Local high school students participate in Brain Day events at Creighton
Twenty-two high school students from Omaha-area schools visited Creighton February 18 as guests of the Department of Biology and the Neuroscience Program for the 2023 regional Brain Bee/Brain Day, the first step toward the international neuroscience competition for students from around the world.
Omaha Central High School’s Marcus Sherrod came in first place, moving on to the three-day national competition at the University of California, Irvine.
Creighton began its role as the only regional Brain Bee site in Nebraska in 2020. The University hosted its first competition in 2022 after COVID-19 caused the inaugural competition to be cancelled.

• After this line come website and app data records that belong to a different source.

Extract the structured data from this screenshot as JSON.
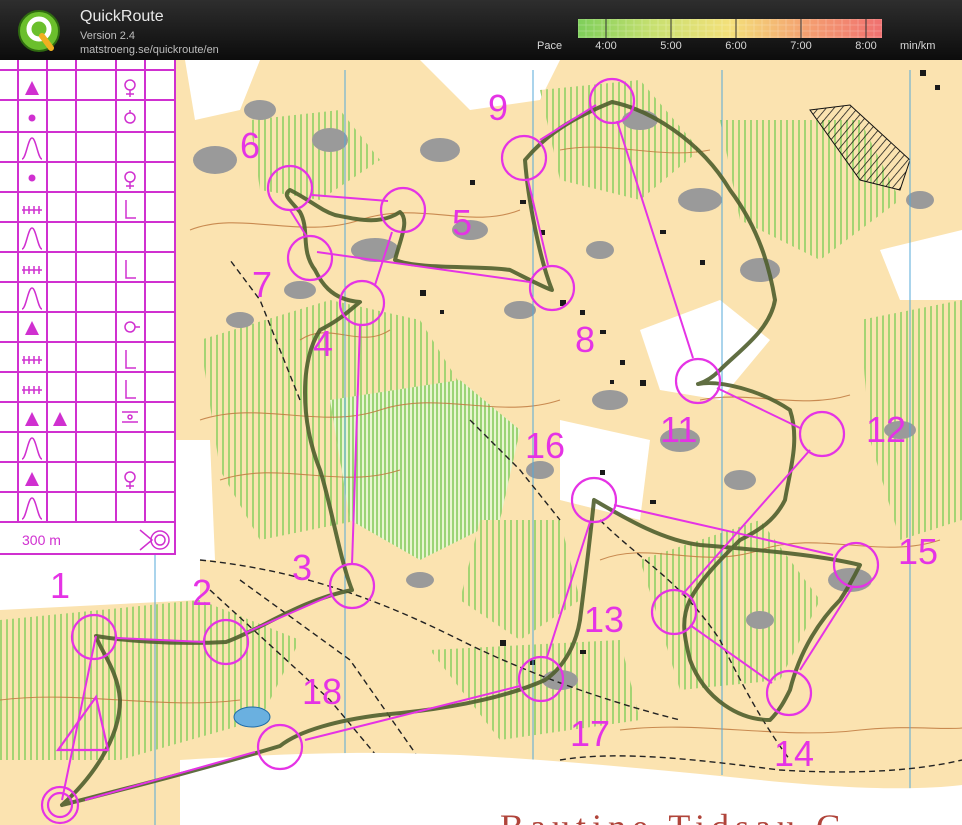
{
  "header": {
    "title": "QuickRoute",
    "version": "Version 2.4",
    "url": "matstroeng.se/quickroute/en",
    "logo_icon": "quickroute-q-logo-icon"
  },
  "pace_legend": {
    "label": "Pace",
    "ticks": [
      "4:00",
      "5:00",
      "6:00",
      "7:00",
      "8:00"
    ],
    "unit": "min/km",
    "colors": [
      "#7ecf5a",
      "#c8e070",
      "#f4e07a",
      "#f4a070",
      "#f07070"
    ]
  },
  "map": {
    "scale_text": "300 m",
    "bottom_text": "Bautine Tidsau G",
    "control_color": "#e533e5",
    "route_color": "#3c4a2a",
    "controls": [
      "1",
      "2",
      "3",
      "4",
      "5",
      "6",
      "7",
      "8",
      "9",
      "11",
      "12",
      "13",
      "14",
      "15",
      "16",
      "17",
      "18"
    ]
  },
  "colors": {
    "open_land": "#fbe3b0",
    "forest": "#ffffff",
    "green_vegetation": "#a8dc82",
    "rock": "#9a9a9a",
    "contour": "#c07a40",
    "water": "#6ab0e0"
  }
}
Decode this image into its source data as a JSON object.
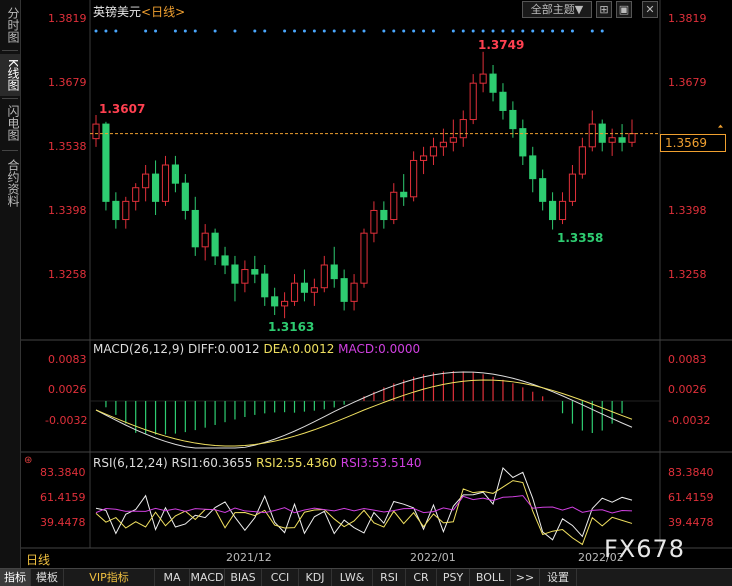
{
  "left_tabs": [
    "分时图",
    "K线图",
    "闪电图",
    "合约资料"
  ],
  "left_tab_active": 1,
  "header": {
    "symbol": "英镑美元",
    "period_tag": "<日线>",
    "topic_button": "全部主题▼"
  },
  "price_axis": {
    "labels": [
      "1.3819",
      "1.3679",
      "1.3538",
      "1.3398",
      "1.3258"
    ],
    "current_price": "1.3569",
    "colors": {
      "up": "#e0303a",
      "down": "#2ecc71",
      "current": "#f0a030"
    }
  },
  "annotations": {
    "high_left": "1.3607",
    "high": "1.3749",
    "low": "1.3163",
    "low_right": "1.3358"
  },
  "macd": {
    "title": "MACD(26,12,9)",
    "diff": "DIFF:0.0012",
    "dea": "DEA:0.0012",
    "macd": "MACD:0.0000",
    "labels": [
      "0.0083",
      "0.0026",
      "-0.0032"
    ]
  },
  "rsi": {
    "title": "RSI(6,12,24)",
    "rsi1": "RSI1:60.3655",
    "rsi2": "RSI2:55.4360",
    "rsi3": "RSI3:53.5140",
    "labels": [
      "83.3840",
      "61.4159",
      "39.4478"
    ]
  },
  "dates": [
    "2021/12",
    "2022/01",
    "2022/02"
  ],
  "period_label": "日线",
  "watermark": "FX678",
  "toolbar": [
    "指标",
    "模板",
    "VIP指标",
    "MA",
    "MACD",
    "BIAS",
    "CCI",
    "KDJ",
    "LW&",
    "RSI",
    "CR",
    "PSY",
    "BOLL",
    ">>",
    "设置"
  ],
  "toolbar_active": 0,
  "chart_data": {
    "type": "candlestick",
    "candles": [
      [
        1.3558,
        1.361,
        1.354,
        1.359
      ],
      [
        1.359,
        1.3595,
        1.34,
        1.342
      ],
      [
        1.342,
        1.344,
        1.336,
        1.338
      ],
      [
        1.338,
        1.343,
        1.336,
        1.342
      ],
      [
        1.342,
        1.346,
        1.34,
        1.345
      ],
      [
        1.345,
        1.35,
        1.342,
        1.348
      ],
      [
        1.348,
        1.351,
        1.339,
        1.342
      ],
      [
        1.342,
        1.352,
        1.341,
        1.35
      ],
      [
        1.35,
        1.352,
        1.344,
        1.346
      ],
      [
        1.346,
        1.348,
        1.338,
        1.34
      ],
      [
        1.34,
        1.343,
        1.33,
        1.332
      ],
      [
        1.332,
        1.337,
        1.329,
        1.335
      ],
      [
        1.335,
        1.336,
        1.328,
        1.33
      ],
      [
        1.33,
        1.332,
        1.326,
        1.328
      ],
      [
        1.328,
        1.33,
        1.32,
        1.324
      ],
      [
        1.324,
        1.329,
        1.322,
        1.327
      ],
      [
        1.327,
        1.33,
        1.324,
        1.326
      ],
      [
        1.326,
        1.328,
        1.319,
        1.321
      ],
      [
        1.321,
        1.323,
        1.317,
        1.319
      ],
      [
        1.319,
        1.322,
        1.3163,
        1.32
      ],
      [
        1.32,
        1.326,
        1.319,
        1.324
      ],
      [
        1.324,
        1.327,
        1.32,
        1.322
      ],
      [
        1.322,
        1.325,
        1.319,
        1.323
      ],
      [
        1.323,
        1.33,
        1.322,
        1.328
      ],
      [
        1.328,
        1.332,
        1.323,
        1.325
      ],
      [
        1.325,
        1.327,
        1.318,
        1.32
      ],
      [
        1.32,
        1.326,
        1.318,
        1.324
      ],
      [
        1.324,
        1.336,
        1.323,
        1.335
      ],
      [
        1.335,
        1.342,
        1.333,
        1.34
      ],
      [
        1.34,
        1.342,
        1.336,
        1.338
      ],
      [
        1.338,
        1.346,
        1.337,
        1.344
      ],
      [
        1.344,
        1.348,
        1.341,
        1.343
      ],
      [
        1.343,
        1.353,
        1.342,
        1.351
      ],
      [
        1.351,
        1.354,
        1.348,
        1.352
      ],
      [
        1.352,
        1.356,
        1.35,
        1.354
      ],
      [
        1.354,
        1.358,
        1.352,
        1.355
      ],
      [
        1.355,
        1.36,
        1.353,
        1.356
      ],
      [
        1.356,
        1.362,
        1.354,
        1.36
      ],
      [
        1.36,
        1.37,
        1.359,
        1.368
      ],
      [
        1.368,
        1.3749,
        1.366,
        1.37
      ],
      [
        1.37,
        1.372,
        1.364,
        1.366
      ],
      [
        1.366,
        1.368,
        1.36,
        1.362
      ],
      [
        1.362,
        1.364,
        1.356,
        1.358
      ],
      [
        1.358,
        1.36,
        1.35,
        1.352
      ],
      [
        1.352,
        1.354,
        1.344,
        1.347
      ],
      [
        1.347,
        1.349,
        1.34,
        1.342
      ],
      [
        1.342,
        1.344,
        1.3358,
        1.338
      ],
      [
        1.338,
        1.344,
        1.337,
        1.342
      ],
      [
        1.342,
        1.35,
        1.341,
        1.348
      ],
      [
        1.348,
        1.356,
        1.347,
        1.354
      ],
      [
        1.354,
        1.362,
        1.353,
        1.359
      ],
      [
        1.359,
        1.36,
        1.353,
        1.355
      ],
      [
        1.355,
        1.358,
        1.352,
        1.356
      ],
      [
        1.356,
        1.359,
        1.353,
        1.355
      ],
      [
        1.355,
        1.36,
        1.354,
        1.3569
      ]
    ],
    "ylim": [
      1.314,
      1.384
    ]
  }
}
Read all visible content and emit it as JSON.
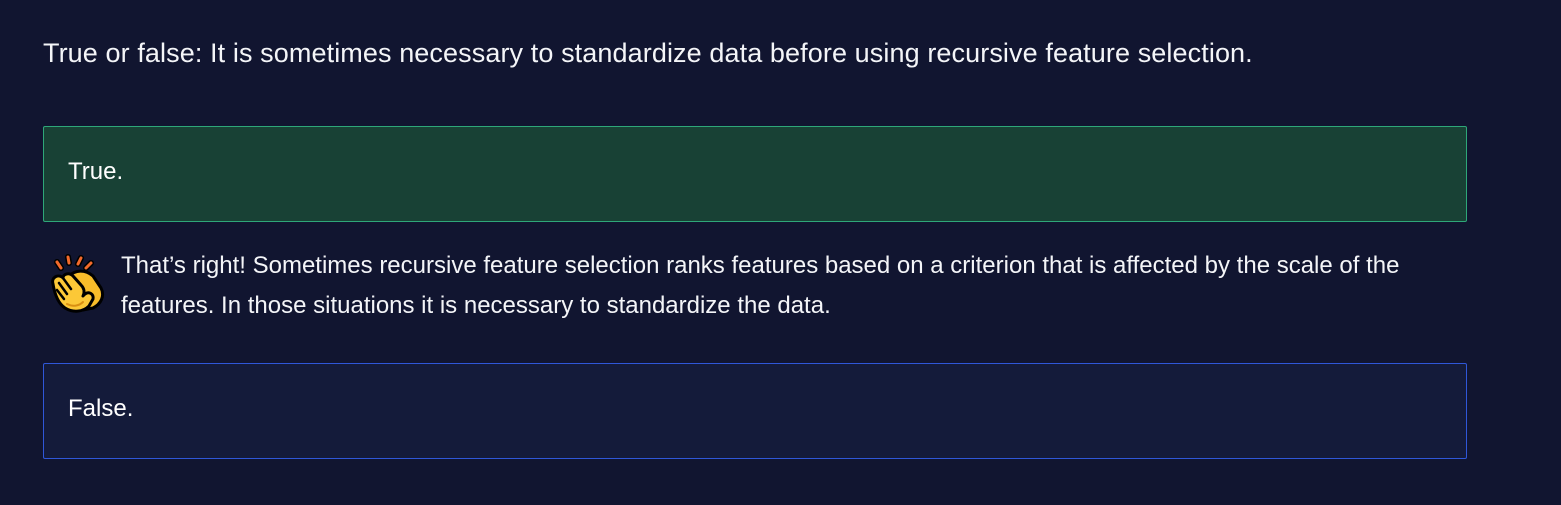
{
  "question": {
    "text": "True or false: It is sometimes necessary to standardize data before using recursive feature selection."
  },
  "options": [
    {
      "label": "True.",
      "state": "correct"
    },
    {
      "label": "False.",
      "state": "unselected"
    }
  ],
  "feedback": {
    "icon": "clapping-hands-icon",
    "text": "That’s right! Sometimes recursive feature selection ranks features based on a criterion that is affected by the scale of the features. In those situations it is necessary to standardize the data."
  },
  "colors": {
    "background": "#111530",
    "correct_fill": "#184135",
    "correct_border": "#2ea779",
    "neutral_fill": "#141b3a",
    "neutral_border": "#2f57d8"
  }
}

This year’s Brain Bee at Creighton gave student participants a chance to tour Creighton’s campus and to check out the research labs in biology, neuroscience, chemistry, physics, psychology and the medical school.
Creighton undergraduates from Nu Rho Psi (NRP), the neuroscience honors society, were once again an integral part of Brain Bee activities.
NRP members were tour guides and led the students through several neuroscience-related activities that included sheep brain dissection and lab activities that measured and observed complex motor learning and eye movements.
Neuroscience and biochemistry major Elyssa Pereyra (Class of ’24) was thrilled to see all of the NRP members’ hard work pay off. “Being part of this event for many of the members was much more than just a singular day,” she said. “For the past semester, we have dedicated time to coaching the students and working out logistics to make sure that we could put on the best event possible...Whether we inspired them to be neuroscientists or just got them excited about a sheep brain, seeing how the event affected them was something impactful.”
Brain Bee events at Creighton are overseen by faculty members Annemarie Shibata, BS, PhD, Professor of Cellular Neuroscience and Program Director of Neuroscience; and Gwendalyn King, PhD, Associate Professor of Cell and Molecular Neuroscience.
Dr. King shared “I know [high school] is a critical time to help people see the power and beauty of science to transform.” She continued, “I’ve experienced the ‘eye raise’ when you say you are a neuroscientist. There is a perception of it being particularly hard ... Encouraging interest, knowledge, and poking at the [future scientists] who aren’t going to scare easily about ‘hard’ is important and a lot of fun.”
As the members of NRP note, “It was a day of full neuro-geek immersion and a day to love all things brain related.”